Charl and Xiaoyu (former BCFN MSc student who worked in the FRG) met up in Beijing at the recent Alumni meeting. This was the second time they met up (Xiaoyu also came to visit Charl at Tsinghua).
Xiaoyu is doing well, working for a battery R&D company, whilst also exploring further opportunities. In addition to these more formal meeting, Charl, Xiaoyu, Jennifer and other friends from BISC met up for dinner! Great to catch up!
Yuanlei and Charl met up at the UoB’s China graduation ceremony, held, for the first time, in Shanghai! It was great to catch up with Yuanlei, who helped at the ceremony as volunteer. Yuanlei was also responsible for a for a great video of the event, which will be made public very soon!
It was a fantastic afternoon and a great privilege to share in the day with many UoB graduates and their families!
Well done and congratulations to those we graduated!
A paper by Wei (who visited the Faul Research Group as a CSC visitor for one year), Maha, Alex, Kazu, Ben and other collaborators was just accepted for publication by Chemical Science!
The paper shows, for the first time, the ability to reversibly tune the packing parameter of amphiphiles (the packing parameter is a concept that has been used for many decades to predict the structures amphiphiles will form on self-assembly). We here show that it is possible to tune the tail volume of our electroactive amphiphile through non-covalent interactions (i.e., doping of the tetra(aniline)-containing tail!), providing a route to tune self-assembled structures reversibly between fibers and vesicle-like objects.
As the paper is available freely as an open-access publication, feel free to download and read “An addressable packing parameter approach for reversibly tuning the assembly of oligo(aniline)-based supra-amphiphiles“. Well done Wei and team!
Congratulations to Dicker, who’s 2017 paper in Scientific Reports was recently selected as a “Top 100 accessed chemistry article“!
The open access paper, entitled, “Light-Triggered Soft Artificial Muscles: Molecular-Level Amplification of Actuation Control Signals” discussed a biomimetic molecular-level approach that employed light, with its excellent spatial and temporal control properties, to actuate soft, pH-responsive hydrogel artificial muscles. Although this actuation is triggered by light, it is largely powered by the resulting excitation and runaway chemical reaction of a light-sensitive acid autocatalytic solution in which the actuator is immersed.

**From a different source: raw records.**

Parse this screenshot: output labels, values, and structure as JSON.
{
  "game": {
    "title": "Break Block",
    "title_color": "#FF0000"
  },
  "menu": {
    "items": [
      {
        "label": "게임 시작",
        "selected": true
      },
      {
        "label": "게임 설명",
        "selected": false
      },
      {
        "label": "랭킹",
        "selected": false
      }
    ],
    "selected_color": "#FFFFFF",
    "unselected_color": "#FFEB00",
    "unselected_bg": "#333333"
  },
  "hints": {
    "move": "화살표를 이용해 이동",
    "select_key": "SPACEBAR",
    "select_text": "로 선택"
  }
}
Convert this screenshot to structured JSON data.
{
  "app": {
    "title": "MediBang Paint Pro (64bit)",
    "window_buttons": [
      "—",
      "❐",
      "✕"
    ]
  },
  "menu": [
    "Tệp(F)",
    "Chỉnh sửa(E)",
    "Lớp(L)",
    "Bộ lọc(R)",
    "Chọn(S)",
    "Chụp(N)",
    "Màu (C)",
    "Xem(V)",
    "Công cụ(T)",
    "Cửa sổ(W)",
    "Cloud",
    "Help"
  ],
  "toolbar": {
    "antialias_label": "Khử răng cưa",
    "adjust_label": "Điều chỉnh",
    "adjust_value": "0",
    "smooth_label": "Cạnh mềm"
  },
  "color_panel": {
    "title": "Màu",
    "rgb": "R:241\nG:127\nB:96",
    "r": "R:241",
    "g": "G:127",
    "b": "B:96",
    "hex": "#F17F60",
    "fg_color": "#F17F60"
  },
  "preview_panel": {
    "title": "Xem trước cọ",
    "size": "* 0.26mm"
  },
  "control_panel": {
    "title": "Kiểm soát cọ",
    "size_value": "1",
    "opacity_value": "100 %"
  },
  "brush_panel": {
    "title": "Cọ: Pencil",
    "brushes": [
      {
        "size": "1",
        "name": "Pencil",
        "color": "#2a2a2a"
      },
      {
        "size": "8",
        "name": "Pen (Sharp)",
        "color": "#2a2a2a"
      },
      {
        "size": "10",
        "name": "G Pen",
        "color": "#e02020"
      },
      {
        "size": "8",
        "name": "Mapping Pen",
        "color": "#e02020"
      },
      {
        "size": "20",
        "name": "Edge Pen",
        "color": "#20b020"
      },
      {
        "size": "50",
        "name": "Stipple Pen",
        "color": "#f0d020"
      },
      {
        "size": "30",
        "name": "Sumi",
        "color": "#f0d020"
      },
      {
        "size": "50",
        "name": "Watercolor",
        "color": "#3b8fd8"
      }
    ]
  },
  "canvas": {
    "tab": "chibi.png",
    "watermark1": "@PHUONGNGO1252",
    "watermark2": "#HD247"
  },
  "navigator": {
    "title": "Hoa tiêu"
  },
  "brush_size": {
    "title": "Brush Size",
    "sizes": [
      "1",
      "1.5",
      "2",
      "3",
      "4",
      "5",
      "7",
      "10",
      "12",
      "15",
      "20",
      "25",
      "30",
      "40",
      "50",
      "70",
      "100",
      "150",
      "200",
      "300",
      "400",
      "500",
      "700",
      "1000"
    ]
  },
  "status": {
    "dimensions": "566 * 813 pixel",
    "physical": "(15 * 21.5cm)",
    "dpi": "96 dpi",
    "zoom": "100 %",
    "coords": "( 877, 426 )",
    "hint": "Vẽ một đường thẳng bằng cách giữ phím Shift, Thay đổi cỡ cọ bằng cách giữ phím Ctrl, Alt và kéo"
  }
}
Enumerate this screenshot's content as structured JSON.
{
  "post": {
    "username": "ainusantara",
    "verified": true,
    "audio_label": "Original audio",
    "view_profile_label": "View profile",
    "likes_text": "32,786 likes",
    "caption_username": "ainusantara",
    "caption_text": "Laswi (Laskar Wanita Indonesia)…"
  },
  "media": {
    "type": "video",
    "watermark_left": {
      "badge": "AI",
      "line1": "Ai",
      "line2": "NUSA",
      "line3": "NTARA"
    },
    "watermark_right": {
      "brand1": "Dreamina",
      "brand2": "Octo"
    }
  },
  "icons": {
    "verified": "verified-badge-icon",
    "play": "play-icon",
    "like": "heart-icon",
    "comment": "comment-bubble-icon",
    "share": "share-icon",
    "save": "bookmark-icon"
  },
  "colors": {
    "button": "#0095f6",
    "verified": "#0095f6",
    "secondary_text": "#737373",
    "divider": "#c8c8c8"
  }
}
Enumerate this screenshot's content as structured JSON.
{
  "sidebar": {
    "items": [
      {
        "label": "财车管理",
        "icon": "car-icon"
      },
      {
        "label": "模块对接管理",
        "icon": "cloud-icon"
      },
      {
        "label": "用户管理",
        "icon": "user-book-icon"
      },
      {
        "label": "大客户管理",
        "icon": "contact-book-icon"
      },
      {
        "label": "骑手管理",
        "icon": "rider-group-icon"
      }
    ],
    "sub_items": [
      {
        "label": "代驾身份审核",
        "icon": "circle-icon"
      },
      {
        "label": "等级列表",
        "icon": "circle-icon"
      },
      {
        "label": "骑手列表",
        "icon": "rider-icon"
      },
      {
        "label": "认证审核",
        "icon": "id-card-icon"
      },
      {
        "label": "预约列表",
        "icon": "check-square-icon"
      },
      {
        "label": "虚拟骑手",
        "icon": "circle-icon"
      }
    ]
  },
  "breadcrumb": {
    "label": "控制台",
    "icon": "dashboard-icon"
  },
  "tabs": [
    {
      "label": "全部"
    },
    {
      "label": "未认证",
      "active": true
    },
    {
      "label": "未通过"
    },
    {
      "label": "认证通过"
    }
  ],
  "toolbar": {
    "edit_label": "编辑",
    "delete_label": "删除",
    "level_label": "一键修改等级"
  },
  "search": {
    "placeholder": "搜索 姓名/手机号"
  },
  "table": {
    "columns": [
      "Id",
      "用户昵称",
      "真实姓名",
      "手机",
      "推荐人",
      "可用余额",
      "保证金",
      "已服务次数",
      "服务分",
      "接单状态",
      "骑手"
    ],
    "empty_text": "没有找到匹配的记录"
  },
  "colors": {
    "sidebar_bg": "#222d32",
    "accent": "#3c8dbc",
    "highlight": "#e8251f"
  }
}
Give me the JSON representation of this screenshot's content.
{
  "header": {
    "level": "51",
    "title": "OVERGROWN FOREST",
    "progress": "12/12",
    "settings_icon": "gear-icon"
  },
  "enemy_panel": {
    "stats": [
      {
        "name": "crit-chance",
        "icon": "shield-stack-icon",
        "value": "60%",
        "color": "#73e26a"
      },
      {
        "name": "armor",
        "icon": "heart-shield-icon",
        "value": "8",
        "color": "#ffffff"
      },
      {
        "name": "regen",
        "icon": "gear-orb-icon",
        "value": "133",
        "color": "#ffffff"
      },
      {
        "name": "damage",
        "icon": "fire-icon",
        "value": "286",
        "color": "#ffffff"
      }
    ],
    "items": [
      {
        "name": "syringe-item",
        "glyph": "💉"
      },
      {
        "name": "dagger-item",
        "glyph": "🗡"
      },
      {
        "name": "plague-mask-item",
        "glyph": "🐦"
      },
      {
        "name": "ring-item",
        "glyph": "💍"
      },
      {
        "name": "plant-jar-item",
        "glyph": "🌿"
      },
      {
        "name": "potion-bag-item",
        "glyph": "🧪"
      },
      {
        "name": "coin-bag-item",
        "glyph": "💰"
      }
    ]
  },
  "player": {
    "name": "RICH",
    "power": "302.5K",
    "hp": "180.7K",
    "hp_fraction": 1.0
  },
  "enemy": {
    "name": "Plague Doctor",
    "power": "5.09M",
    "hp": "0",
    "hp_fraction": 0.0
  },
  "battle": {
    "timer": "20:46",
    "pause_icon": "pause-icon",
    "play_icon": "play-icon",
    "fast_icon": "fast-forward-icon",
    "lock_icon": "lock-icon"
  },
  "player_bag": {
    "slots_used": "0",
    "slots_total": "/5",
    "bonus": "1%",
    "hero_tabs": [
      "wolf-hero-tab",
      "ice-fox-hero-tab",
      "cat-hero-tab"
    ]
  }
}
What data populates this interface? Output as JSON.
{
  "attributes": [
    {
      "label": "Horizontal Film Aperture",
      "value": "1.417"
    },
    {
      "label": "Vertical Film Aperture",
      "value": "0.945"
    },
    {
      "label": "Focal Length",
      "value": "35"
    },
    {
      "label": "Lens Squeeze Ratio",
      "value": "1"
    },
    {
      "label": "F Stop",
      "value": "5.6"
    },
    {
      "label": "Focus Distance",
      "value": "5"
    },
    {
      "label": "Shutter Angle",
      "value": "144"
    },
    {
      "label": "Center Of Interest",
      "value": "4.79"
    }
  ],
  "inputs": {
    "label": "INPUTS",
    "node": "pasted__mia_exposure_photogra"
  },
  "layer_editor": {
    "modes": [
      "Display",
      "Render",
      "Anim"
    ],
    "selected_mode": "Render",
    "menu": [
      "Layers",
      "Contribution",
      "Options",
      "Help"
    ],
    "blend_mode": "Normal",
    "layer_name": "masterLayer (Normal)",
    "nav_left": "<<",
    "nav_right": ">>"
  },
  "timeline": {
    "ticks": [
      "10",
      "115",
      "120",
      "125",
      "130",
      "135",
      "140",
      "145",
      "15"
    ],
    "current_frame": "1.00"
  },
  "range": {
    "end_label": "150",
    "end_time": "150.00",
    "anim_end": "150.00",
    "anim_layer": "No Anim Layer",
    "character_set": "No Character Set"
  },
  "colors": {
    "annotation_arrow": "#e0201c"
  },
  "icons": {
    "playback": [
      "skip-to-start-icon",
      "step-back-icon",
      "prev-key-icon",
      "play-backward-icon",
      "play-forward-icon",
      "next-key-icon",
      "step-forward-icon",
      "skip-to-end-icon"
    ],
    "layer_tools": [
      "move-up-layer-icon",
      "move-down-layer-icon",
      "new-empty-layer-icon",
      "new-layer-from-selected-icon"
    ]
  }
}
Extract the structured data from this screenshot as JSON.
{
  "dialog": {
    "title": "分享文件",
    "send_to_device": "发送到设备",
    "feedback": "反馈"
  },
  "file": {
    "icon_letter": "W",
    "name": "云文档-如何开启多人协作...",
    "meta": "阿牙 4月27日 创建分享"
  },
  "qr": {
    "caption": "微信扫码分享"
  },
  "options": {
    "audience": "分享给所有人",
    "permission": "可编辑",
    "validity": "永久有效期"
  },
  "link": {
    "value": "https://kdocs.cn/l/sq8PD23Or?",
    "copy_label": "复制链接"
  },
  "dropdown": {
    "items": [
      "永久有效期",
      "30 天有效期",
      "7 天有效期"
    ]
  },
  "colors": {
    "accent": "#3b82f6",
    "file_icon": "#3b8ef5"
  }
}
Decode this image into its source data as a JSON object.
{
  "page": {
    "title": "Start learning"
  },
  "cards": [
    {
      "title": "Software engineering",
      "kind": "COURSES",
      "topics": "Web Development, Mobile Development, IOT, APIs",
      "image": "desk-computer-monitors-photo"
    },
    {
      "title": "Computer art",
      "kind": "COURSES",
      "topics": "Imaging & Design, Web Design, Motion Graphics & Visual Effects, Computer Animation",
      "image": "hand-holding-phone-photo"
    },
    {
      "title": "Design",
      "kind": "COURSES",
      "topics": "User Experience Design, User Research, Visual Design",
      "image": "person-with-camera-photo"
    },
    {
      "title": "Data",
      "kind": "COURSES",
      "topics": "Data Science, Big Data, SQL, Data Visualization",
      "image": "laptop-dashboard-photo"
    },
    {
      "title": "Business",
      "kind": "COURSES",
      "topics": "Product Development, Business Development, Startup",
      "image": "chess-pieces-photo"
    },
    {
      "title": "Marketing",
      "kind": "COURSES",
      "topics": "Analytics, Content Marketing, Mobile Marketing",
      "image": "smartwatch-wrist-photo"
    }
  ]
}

This process produced actuation strains of up to 45% and a three-fold chemical amplification of the controlling light-trigger, realising a new strategy for the creation of highly functional soft actuating systems.
Scientific Reports published more than 5000 chemistry papers in 2017 – outstanding achievement, well done Dicker!